Commercial law is a bit of an obsession here at Ferguson Legal – so we’ll break it down for the regular folk!
We think you (as a person) and you (as a company) should have just a basic understanding of what it is, then you’ll know when to call us. We’ve made you a cheat sheet so grab a coffee and have a read – and save it somewhere for reference too.
This part of commercial law is relevant to everyday life.
It protects the rights of individual consumers against the businesses selling them services or products.It also aims to ensure fair trade amongst competing businesses and prevent fraud. It was a form of government regulation, was overseen in the UK by the Office of Fair Trading, but this has now shut. Where you go to complain or get help will depend on the issues involved.

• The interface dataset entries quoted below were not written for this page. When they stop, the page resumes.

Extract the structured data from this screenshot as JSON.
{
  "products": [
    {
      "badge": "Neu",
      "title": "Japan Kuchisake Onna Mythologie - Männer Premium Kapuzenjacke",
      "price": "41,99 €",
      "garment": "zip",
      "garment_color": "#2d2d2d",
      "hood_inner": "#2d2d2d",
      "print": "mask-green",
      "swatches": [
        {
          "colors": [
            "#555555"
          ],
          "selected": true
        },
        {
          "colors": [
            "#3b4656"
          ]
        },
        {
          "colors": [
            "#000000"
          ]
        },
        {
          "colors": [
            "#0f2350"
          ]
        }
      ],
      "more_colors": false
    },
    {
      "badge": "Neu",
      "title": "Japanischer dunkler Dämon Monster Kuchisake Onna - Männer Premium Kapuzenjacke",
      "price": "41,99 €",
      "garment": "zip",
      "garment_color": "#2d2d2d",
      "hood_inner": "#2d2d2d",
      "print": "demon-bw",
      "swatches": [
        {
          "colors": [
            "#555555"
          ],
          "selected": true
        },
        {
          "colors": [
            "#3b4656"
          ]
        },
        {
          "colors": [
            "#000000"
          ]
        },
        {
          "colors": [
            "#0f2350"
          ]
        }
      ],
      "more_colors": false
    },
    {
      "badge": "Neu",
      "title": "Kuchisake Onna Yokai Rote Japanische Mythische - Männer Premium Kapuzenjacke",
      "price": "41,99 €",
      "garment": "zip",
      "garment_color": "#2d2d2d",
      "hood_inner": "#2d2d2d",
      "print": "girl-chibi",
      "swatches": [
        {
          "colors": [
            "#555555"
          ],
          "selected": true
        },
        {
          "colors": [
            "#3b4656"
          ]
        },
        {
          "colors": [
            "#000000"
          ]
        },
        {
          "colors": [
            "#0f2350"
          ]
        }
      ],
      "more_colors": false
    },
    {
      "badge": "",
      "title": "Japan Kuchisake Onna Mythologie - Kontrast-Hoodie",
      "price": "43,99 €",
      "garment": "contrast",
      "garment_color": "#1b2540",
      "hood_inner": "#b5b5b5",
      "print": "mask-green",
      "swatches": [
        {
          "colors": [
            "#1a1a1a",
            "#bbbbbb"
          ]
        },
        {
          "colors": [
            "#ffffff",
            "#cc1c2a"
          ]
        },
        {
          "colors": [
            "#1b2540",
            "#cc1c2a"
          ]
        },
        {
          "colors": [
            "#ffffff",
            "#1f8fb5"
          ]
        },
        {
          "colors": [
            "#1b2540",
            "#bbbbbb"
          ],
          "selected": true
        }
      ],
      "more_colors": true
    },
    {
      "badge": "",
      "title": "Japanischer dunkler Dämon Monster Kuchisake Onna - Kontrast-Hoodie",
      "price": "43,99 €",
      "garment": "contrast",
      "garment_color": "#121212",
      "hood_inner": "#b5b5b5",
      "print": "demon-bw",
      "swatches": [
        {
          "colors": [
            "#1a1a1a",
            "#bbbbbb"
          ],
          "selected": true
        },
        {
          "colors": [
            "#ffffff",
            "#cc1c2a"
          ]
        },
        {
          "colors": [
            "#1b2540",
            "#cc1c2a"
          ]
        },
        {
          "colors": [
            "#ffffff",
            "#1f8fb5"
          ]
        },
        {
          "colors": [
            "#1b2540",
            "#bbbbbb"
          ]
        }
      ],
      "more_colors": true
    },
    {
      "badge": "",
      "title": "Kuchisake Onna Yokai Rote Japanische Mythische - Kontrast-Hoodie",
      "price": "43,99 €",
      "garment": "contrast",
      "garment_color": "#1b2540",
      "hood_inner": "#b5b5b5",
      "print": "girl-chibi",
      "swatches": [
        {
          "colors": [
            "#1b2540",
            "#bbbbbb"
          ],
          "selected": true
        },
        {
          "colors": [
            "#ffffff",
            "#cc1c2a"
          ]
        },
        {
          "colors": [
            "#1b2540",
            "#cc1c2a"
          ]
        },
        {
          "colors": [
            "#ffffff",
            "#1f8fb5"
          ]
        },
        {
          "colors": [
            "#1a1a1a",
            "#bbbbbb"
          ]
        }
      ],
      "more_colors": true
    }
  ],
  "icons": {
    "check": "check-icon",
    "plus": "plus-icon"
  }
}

This is relevant to all businesses. It deals with the nature of companies and their relationship to shareholders. It governs who precisely owns a business and who is legally and financially liable for it.

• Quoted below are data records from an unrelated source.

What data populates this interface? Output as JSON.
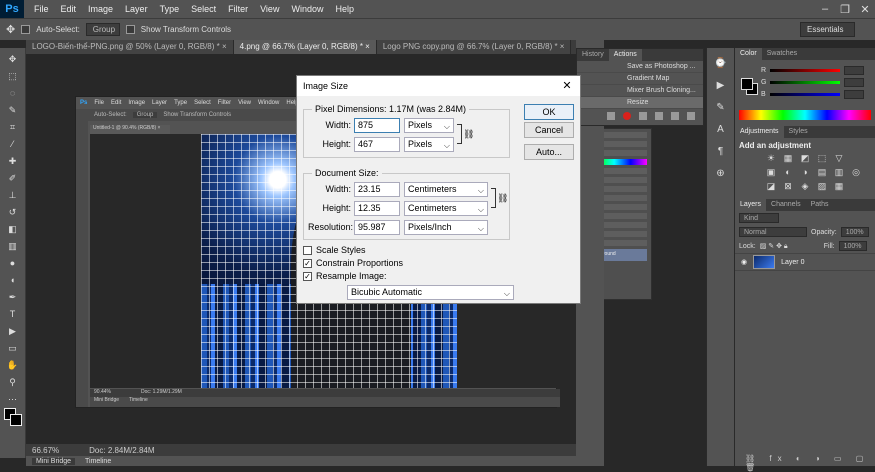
{
  "menubar": {
    "logo": "Ps",
    "items": [
      "File",
      "Edit",
      "Image",
      "Layer",
      "Type",
      "Select",
      "Filter",
      "View",
      "Window",
      "Help"
    ],
    "win_controls": [
      "–",
      "❐",
      "✕"
    ]
  },
  "optbar": {
    "auto_select": "Auto-Select:",
    "group": "Group",
    "show_transform": "Show Transform Controls",
    "workspace": "Essentials"
  },
  "tabs": [
    {
      "label": "LOGO-Biến-thể-PNG.png @ 50% (Layer 0, RGB/8) *  ×",
      "active": false
    },
    {
      "label": "4.png @ 66.7% (Layer 0, RGB/8) *  ×",
      "active": true
    },
    {
      "label": "Logo PNG copy.png @ 66.7% (Layer 0, RGB/8) *  ×",
      "active": false
    }
  ],
  "status": {
    "zoom": "66.67%",
    "doc": "Doc: 2.84M/2.84M"
  },
  "bottom_tabs": [
    "Mini Bridge",
    "Timeline"
  ],
  "inner": {
    "menu": [
      "File",
      "Edit",
      "Image",
      "Layer",
      "Type",
      "Select",
      "Filter",
      "View",
      "Window",
      "Help"
    ],
    "opt": [
      "Auto-Select:",
      "Group",
      "Show Transform Controls"
    ],
    "tab": "Untitled-1 @ 90.4% (RGB/8) ×",
    "zoom": "90.44%",
    "doc": "Doc: 1.29M/1.29M",
    "bottom_tabs": [
      "Mini Bridge",
      "Timeline"
    ],
    "layer": "Background"
  },
  "history_panel": {
    "tabs": [
      "History",
      "Actions"
    ],
    "actions": [
      {
        "label": "Save as Photoshop ...",
        "selected": false
      },
      {
        "label": "Gradient Map",
        "selected": false
      },
      {
        "label": "Mixer Brush Cloning...",
        "selected": false
      },
      {
        "label": "Resize",
        "selected": true
      }
    ]
  },
  "color_panel": {
    "tabs": [
      "Color",
      "Swatches"
    ],
    "channels": [
      {
        "name": "R",
        "color": "#ff0000"
      },
      {
        "name": "G",
        "color": "#00ff00"
      },
      {
        "name": "B",
        "color": "#0000ff"
      }
    ]
  },
  "adjustments_panel": {
    "tabs": [
      "Adjustments",
      "Styles"
    ],
    "title": "Add an adjustment",
    "icons": [
      "☀",
      "▦",
      "◩",
      "⬚",
      "▽",
      "",
      "",
      "",
      "▣",
      "◐",
      "◑",
      "▤",
      "▥",
      "◎",
      "",
      "",
      "◪",
      "⊠",
      "◈",
      "▨",
      "▦",
      "",
      "",
      ""
    ]
  },
  "layers_panel": {
    "tabs": [
      "Layers",
      "Channels",
      "Paths"
    ],
    "kind": "Kind",
    "blend": "Normal",
    "opacity_label": "Opacity:",
    "opacity": "100%",
    "lock_label": "Lock:",
    "fill_label": "Fill:",
    "fill": "100%",
    "layer_name": "Layer 0"
  },
  "dialog": {
    "title": "Image Size",
    "close": "✕",
    "pixel_dimensions_label": "Pixel Dimensions:  1.17M (was 2.84M)",
    "width_label": "Width:",
    "width_value": "875",
    "width_unit": "Pixels",
    "height_label": "Height:",
    "height_value": "467",
    "height_unit": "Pixels",
    "document_size_label": "Document Size:",
    "doc_width_label": "Width:",
    "doc_width_value": "23.15",
    "doc_width_unit": "Centimeters",
    "doc_height_label": "Height:",
    "doc_height_value": "12.35",
    "doc_height_unit": "Centimeters",
    "resolution_label": "Resolution:",
    "resolution_value": "95.987",
    "resolution_unit": "Pixels/Inch",
    "scale_styles": "Scale Styles",
    "scale_styles_checked": false,
    "constrain": "Constrain Proportions",
    "constrain_checked": true,
    "resample": "Resample Image:",
    "resample_checked": true,
    "resample_method": "Bicubic Automatic",
    "ok": "OK",
    "cancel": "Cancel",
    "auto": "Auto..."
  }
}
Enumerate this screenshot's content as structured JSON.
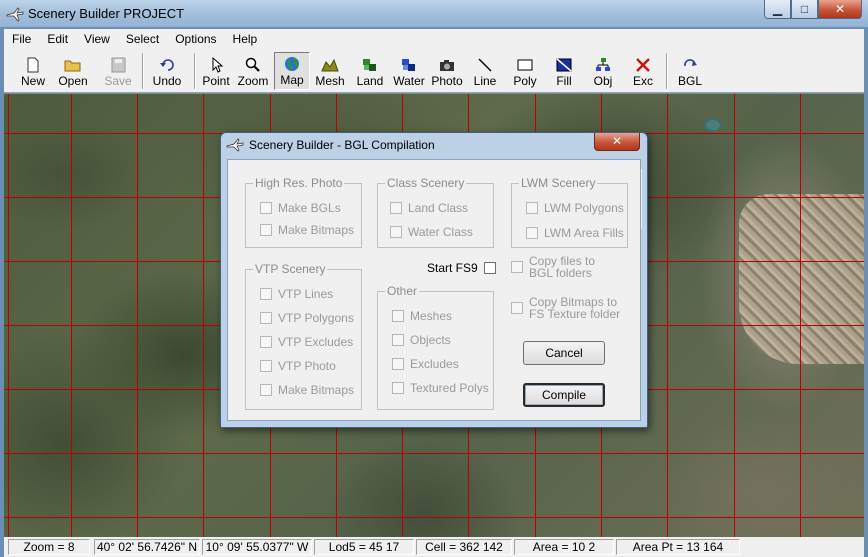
{
  "window": {
    "title": "Scenery Builder  PROJECT"
  },
  "menu": [
    "File",
    "Edit",
    "View",
    "Select",
    "Options",
    "Help"
  ],
  "toolbar": [
    {
      "label": "New",
      "icon": "new-file-icon"
    },
    {
      "label": "Open",
      "icon": "open-folder-icon"
    },
    {
      "label": "Save",
      "icon": "save-disk-icon"
    },
    {
      "label": "Undo",
      "icon": "undo-arrow-icon"
    },
    {
      "label": "Point",
      "icon": "pointer-arrow-icon"
    },
    {
      "label": "Zoom",
      "icon": "magnifier-icon"
    },
    {
      "label": "Map",
      "icon": "globe-icon"
    },
    {
      "label": "Mesh",
      "icon": "mesh-terrain-icon"
    },
    {
      "label": "Land",
      "icon": "land-blocks-icon"
    },
    {
      "label": "Water",
      "icon": "water-blocks-icon"
    },
    {
      "label": "Photo",
      "icon": "camera-icon"
    },
    {
      "label": "Line",
      "icon": "line-icon"
    },
    {
      "label": "Poly",
      "icon": "polygon-icon"
    },
    {
      "label": "Fill",
      "icon": "fill-icon"
    },
    {
      "label": "Obj",
      "icon": "object-tree-icon"
    },
    {
      "label": "Exc",
      "icon": "exclude-x-icon"
    },
    {
      "label": "BGL",
      "icon": "bgl-compile-icon"
    }
  ],
  "status": {
    "zoom": "Zoom = 8",
    "lat": "40° 02' 56.7426\" N",
    "lon": "10° 09' 55.0377\" W",
    "lod": "Lod5 = 45 17",
    "cell": "Cell = 362 142",
    "area": "Area = 10 2",
    "area_pt": "Area Pt = 13 164"
  },
  "dialog": {
    "title": "Scenery Builder - BGL Compilation",
    "close": "x",
    "high_res_photo": {
      "title": "High Res. Photo",
      "items": [
        "Make BGLs",
        "Make Bitmaps"
      ]
    },
    "class_scenery": {
      "title": "Class Scenery",
      "items": [
        "Land Class",
        "Water Class"
      ]
    },
    "lwm_scenery": {
      "title": "LWM Scenery",
      "items": [
        "LWM Polygons",
        "LWM Area Fills"
      ]
    },
    "vtp_scenery": {
      "title": "VTP Scenery",
      "items": [
        "VTP Lines",
        "VTP Polygons",
        "VTP Excludes",
        "VTP Photo",
        "Make Bitmaps"
      ]
    },
    "other": {
      "title": "Other",
      "items": [
        "Meshes",
        "Objects",
        "Excludes",
        "Textured Polys"
      ]
    },
    "start_fs9": "Start FS9",
    "copy_files": "Copy files to BGL folders",
    "copy_bitmaps": "Copy Bitmaps to FS Texture folder",
    "cancel": "Cancel",
    "compile": "Compile"
  }
}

This is definitely the fun part for us. It relates to the binding voluntary agreement of two or more parties who effectively promise that something will or will not happen.

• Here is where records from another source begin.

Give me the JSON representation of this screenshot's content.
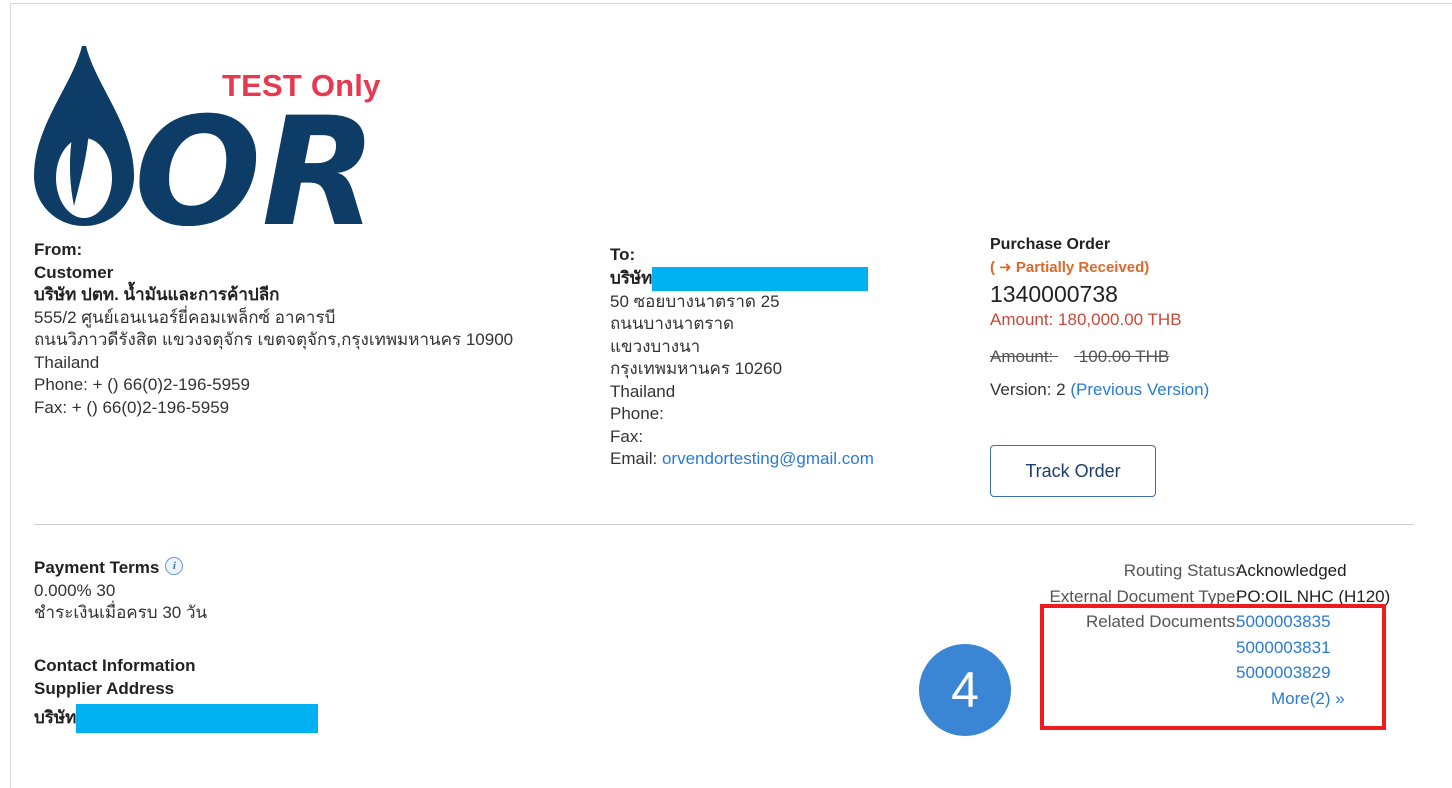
{
  "logo": {
    "badge_text": "TEST Only",
    "brand": "OR",
    "brand_color": "#0d3d66"
  },
  "from": {
    "heading": "From:",
    "type": "Customer",
    "company": "บริษัท ปตท. น้ำมันและการค้าปลีก",
    "address_lines": [
      "555/2 ศูนย์เอนเนอร์ยี่คอมเพล็กซ์ อาคารบี",
      "ถนนวิภาวดีรังสิต แขวงจตุจักร เขตจตุจักร,กรุงเทพมหานคร 10900",
      "Thailand"
    ],
    "phone": "Phone:  + () 66(0)2-196-5959",
    "fax": "Fax:  + () 66(0)2-196-5959"
  },
  "to": {
    "heading": "To:",
    "company_prefix": "บริษัท",
    "address_lines": [
      "50 ซอยบางนาตราด 25",
      "ถนนบางนาตราด",
      "แขวงบางนา",
      "กรุงเทพมหานคร 10260",
      "Thailand"
    ],
    "phone": "Phone:",
    "fax": "Fax:",
    "email_label": "Email:",
    "email": "orvendortesting@gmail.com"
  },
  "order": {
    "heading": "Purchase Order",
    "status": "( ➜ Partially Received)",
    "number": "1340000738",
    "amount": "Amount: 180,000.00 THB",
    "old_amount_label": "Amount:",
    "old_amount_value": "100.00 THB",
    "version_label": "Version: 2",
    "previous_version": "(Previous Version)",
    "track_button": "Track Order"
  },
  "payment": {
    "heading": "Payment Terms",
    "info_icon": "i",
    "terms_line": "0.000% 30",
    "terms_desc": "ชำระเงินเมื่อครบ 30 วัน"
  },
  "contact": {
    "heading": "Contact Information",
    "subheading": "Supplier Address",
    "company_prefix": "บริษัท"
  },
  "details": {
    "routing_status_label": "Routing Status:",
    "routing_status_value": "Acknowledged",
    "ext_doc_type_label": "External Document Type:",
    "ext_doc_type_value": "PO:OIL NHC (H120)",
    "related_docs_label": "Related Documents:",
    "related_docs": [
      "5000003835",
      "5000003831",
      "5000003829"
    ],
    "more_link": "More(2) »"
  },
  "annotation": {
    "step_number": "4",
    "highlight_color": "#ee1c1c",
    "badge_color": "#3a86d4"
  }
}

It can be tricky though, because contracts can be undertaken in writing, verbally or through conduct. Acceptance of, and competence to undertake, contracts can be contested.
This governs the relationship between employers and employees, often mediated by government regulations and trade union pressure. There are many rules involved in this area and many require assistance at all stages to get it right.
Intellectual property (IP)
This is a hugely important part of commercial law. Laws in this area govern the exclusive rights of persons or businesses to creations of the mind.
In business terms, this generally involves copyright, trademarks and design rights.
Trade practices (or competition law)
This essentially affects ‘anti-competition’ business practices. It relates to government regulations which are used to prevent business cartels and ensure free trade.
Whatever your commercial activity, you need to understand contracts and the regulations which cover the sales and purchases of your business. Every time you make a sale or a purchase, you enter into a contract.
Understanding how contracts work can help you avoid the most common pitfalls that catch out smaller businesses. We strongly recommend you prepare standard terms and conditions – this allows you to use contracts to your advantage.
How do I identify which commercial law is relevant to me and my business?
Many trade associations offer information or training on specific legal issues faced by their industry.
If you know you need specialist advice in a particular area, consider finding a local expert. Remember to get a detailed quote before committing.
Business support organisations
Check for free or subsidized training with Business Gateway, Scottish Enterprise and other similar organisations.
Is there an area of the law you’d like explained? Drop us an email: email@example.com